Every line of the data below is to be written out again exactly.
━━━━━ INPUT ━━━━━
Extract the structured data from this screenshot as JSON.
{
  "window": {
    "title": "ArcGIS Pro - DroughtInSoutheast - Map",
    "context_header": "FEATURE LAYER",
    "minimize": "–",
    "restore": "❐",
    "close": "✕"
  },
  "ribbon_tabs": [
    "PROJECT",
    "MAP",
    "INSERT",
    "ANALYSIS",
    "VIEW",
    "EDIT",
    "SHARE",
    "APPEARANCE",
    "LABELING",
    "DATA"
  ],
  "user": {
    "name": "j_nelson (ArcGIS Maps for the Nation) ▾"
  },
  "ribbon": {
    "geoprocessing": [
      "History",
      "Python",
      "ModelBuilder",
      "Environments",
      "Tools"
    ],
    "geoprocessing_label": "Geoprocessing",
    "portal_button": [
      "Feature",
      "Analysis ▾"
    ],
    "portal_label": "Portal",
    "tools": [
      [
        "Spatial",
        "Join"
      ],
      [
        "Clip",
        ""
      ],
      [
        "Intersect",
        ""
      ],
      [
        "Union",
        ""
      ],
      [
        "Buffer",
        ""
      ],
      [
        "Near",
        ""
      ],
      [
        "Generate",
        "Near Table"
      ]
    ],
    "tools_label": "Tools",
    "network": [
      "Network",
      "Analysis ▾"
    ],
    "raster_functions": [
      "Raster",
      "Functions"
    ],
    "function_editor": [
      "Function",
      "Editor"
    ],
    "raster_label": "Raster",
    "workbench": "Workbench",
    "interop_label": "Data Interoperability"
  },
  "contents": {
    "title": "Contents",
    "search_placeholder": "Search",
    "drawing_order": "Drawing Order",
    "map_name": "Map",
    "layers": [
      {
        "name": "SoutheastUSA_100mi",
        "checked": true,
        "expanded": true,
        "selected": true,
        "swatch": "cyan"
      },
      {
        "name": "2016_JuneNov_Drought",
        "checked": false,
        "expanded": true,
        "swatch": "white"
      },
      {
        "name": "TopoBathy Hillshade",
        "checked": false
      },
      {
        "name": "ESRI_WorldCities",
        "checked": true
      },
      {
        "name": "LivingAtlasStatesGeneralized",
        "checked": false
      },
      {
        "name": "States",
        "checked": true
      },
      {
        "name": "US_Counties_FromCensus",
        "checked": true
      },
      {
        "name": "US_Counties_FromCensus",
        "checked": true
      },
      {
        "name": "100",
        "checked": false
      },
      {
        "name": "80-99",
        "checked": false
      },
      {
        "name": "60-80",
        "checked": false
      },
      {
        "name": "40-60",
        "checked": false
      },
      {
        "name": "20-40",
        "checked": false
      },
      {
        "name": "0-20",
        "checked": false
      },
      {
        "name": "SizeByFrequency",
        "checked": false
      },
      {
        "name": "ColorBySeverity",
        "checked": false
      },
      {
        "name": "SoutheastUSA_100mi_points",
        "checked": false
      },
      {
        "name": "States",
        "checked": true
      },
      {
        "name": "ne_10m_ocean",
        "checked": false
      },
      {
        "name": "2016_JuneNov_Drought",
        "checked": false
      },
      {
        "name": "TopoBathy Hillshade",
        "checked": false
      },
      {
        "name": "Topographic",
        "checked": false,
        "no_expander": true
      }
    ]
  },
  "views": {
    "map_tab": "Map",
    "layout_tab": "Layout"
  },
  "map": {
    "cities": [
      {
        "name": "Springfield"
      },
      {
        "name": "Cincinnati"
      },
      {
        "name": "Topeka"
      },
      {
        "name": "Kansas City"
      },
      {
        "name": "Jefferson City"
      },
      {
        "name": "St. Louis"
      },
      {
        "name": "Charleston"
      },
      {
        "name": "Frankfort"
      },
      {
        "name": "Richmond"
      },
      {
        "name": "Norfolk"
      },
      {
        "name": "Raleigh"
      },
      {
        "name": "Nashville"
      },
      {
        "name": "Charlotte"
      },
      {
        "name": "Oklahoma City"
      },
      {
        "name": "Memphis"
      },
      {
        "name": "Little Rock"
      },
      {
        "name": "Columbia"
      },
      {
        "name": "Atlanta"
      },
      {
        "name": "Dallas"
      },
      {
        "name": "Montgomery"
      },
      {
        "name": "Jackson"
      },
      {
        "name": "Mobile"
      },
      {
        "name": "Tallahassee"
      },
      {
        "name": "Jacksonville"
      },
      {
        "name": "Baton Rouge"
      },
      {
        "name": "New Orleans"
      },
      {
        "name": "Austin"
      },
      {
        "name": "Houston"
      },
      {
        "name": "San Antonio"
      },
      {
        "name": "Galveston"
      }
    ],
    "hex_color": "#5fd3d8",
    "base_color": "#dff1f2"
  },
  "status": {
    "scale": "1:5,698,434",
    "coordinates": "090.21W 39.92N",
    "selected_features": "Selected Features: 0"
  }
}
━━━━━
## SOLUTION TO THE PROBLEM
Extract the structured data from this screenshot as JSON.
{
  "window": {
    "title": "ArcGIS Pro - DroughtInSoutheast - Map",
    "context_header": "FEATURE LAYER",
    "minimize": "–",
    "restore": "❐",
    "close": "✕"
  },
  "ribbon_tabs": [
    "PROJECT",
    "MAP",
    "INSERT",
    "ANALYSIS",
    "VIEW",
    "EDIT",
    "SHARE",
    "APPEARANCE",
    "LABELING",
    "DATA"
  ],
  "user": {
    "name": "j_nelson (ArcGIS Maps for the Nation) ▾"
  },
  "ribbon": {
    "geoprocessing": [
      "History",
      "Python",
      "ModelBuilder",
      "Environments",
      "Tools"
    ],
    "geoprocessing_label": "Geoprocessing",
    "portal_button": [
      "Feature",
      "Analysis ▾"
    ],
    "portal_label": "Portal",
    "tools": [
      [
        "Spatial",
        "Join"
      ],
      [
        "Clip",
        ""
      ],
      [
        "Intersect",
        ""
      ],
      [
        "Union",
        ""
      ],
      [
        "Buffer",
        ""
      ],
      [
        "Near",
        ""
      ],
      [
        "Generate",
        "Near Table"
      ]
    ],
    "tools_label": "Tools",
    "network": [
      "Network",
      "Analysis ▾"
    ],
    "raster_functions": [
      "Raster",
      "Functions"
    ],
    "function_editor": [
      "Function",
      "Editor"
    ],
    "raster_label": "Raster",
    "workbench": "Workbench",
    "interop_label": "Data Interoperability"
  },
  "contents": {
    "title": "Contents",
    "search_placeholder": "Search",
    "drawing_order": "Drawing Order",
    "map_name": "Map",
    "layers": [
      {
        "name": "SoutheastUSA_100mi",
        "checked": true,
        "expanded": true,
        "selected": true,
        "swatch": "cyan"
      },
      {
        "name": "2016_JuneNov_Drought",
        "checked": false,
        "expanded": true,
        "swatch": "white"
      },
      {
        "name": "TopoBathy Hillshade",
        "checked": false
      },
      {
        "name": "ESRI_WorldCities",
        "checked": true
      },
      {
        "name": "LivingAtlasStatesGeneralized",
        "checked": false
      },
      {
        "name": "States",
        "checked": true
      },
      {
        "name": "US_Counties_FromCensus",
        "checked": true
      },
      {
        "name": "US_Counties_FromCensus",
        "checked": true
      },
      {
        "name": "100",
        "checked": false
      },
      {
        "name": "80-99",
        "checked": false
      },
      {
        "name": "60-80",
        "checked": false
      },
      {
        "name": "40-60",
        "checked": false
      },
      {
        "name": "20-40",
        "checked": false
      },
      {
        "name": "0-20",
        "checked": false
      },
      {
        "name": "SizeByFrequency",
        "checked": false
      },
      {
        "name": "ColorBySeverity",
        "checked": false
      },
      {
        "name": "SoutheastUSA_100mi_points",
        "checked": false
      },
      {
        "name": "States",
        "checked": true
      },
      {
        "name": "ne_10m_ocean",
        "checked": false
      },
      {
        "name": "2016_JuneNov_Drought",
        "checked": false
      },
      {
        "name": "TopoBathy Hillshade",
        "checked": false
      },
      {
        "name": "Topographic",
        "checked": false,
        "no_expander": true
      }
    ]
  },
  "views": {
    "map_tab": "Map",
    "layout_tab": "Layout"
  },
  "map": {
    "cities": [
      {
        "name": "Springfield"
      },
      {
        "name": "Cincinnati"
      },
      {
        "name": "Topeka"
      },
      {
        "name": "Kansas City"
      },
      {
        "name": "Jefferson City"
      },
      {
        "name": "St. Louis"
      },
      {
        "name": "Charleston"
      },
      {
        "name": "Frankfort"
      },
      {
        "name": "Richmond"
      },
      {
        "name": "Norfolk"
      },
      {
        "name": "Raleigh"
      },
      {
        "name": "Nashville"
      },
      {
        "name": "Charlotte"
      },
      {
        "name": "Oklahoma City"
      },
      {
        "name": "Memphis"
      },
      {
        "name": "Little Rock"
      },
      {
        "name": "Columbia"
      },
      {
        "name": "Atlanta"
      },
      {
        "name": "Dallas"
      },
      {
        "name": "Montgomery"
      },
      {
        "name": "Jackson"
      },
      {
        "name": "Mobile"
      },
      {
        "name": "Tallahassee"
      },
      {
        "name": "Jacksonville"
      },
      {
        "name": "Baton Rouge"
      },
      {
        "name": "New Orleans"
      },
      {
        "name": "Austin"
      },
      {
        "name": "Houston"
      },
      {
        "name": "San Antonio"
      },
      {
        "name": "Galveston"
      }
    ],
    "hex_color": "#5fd3d8",
    "base_color": "#dff1f2"
  },
  "status": {
    "scale": "1:5,698,434",
    "coordinates": "090.21W 39.92N",
    "selected_features": "Selected Features: 0"
  }
}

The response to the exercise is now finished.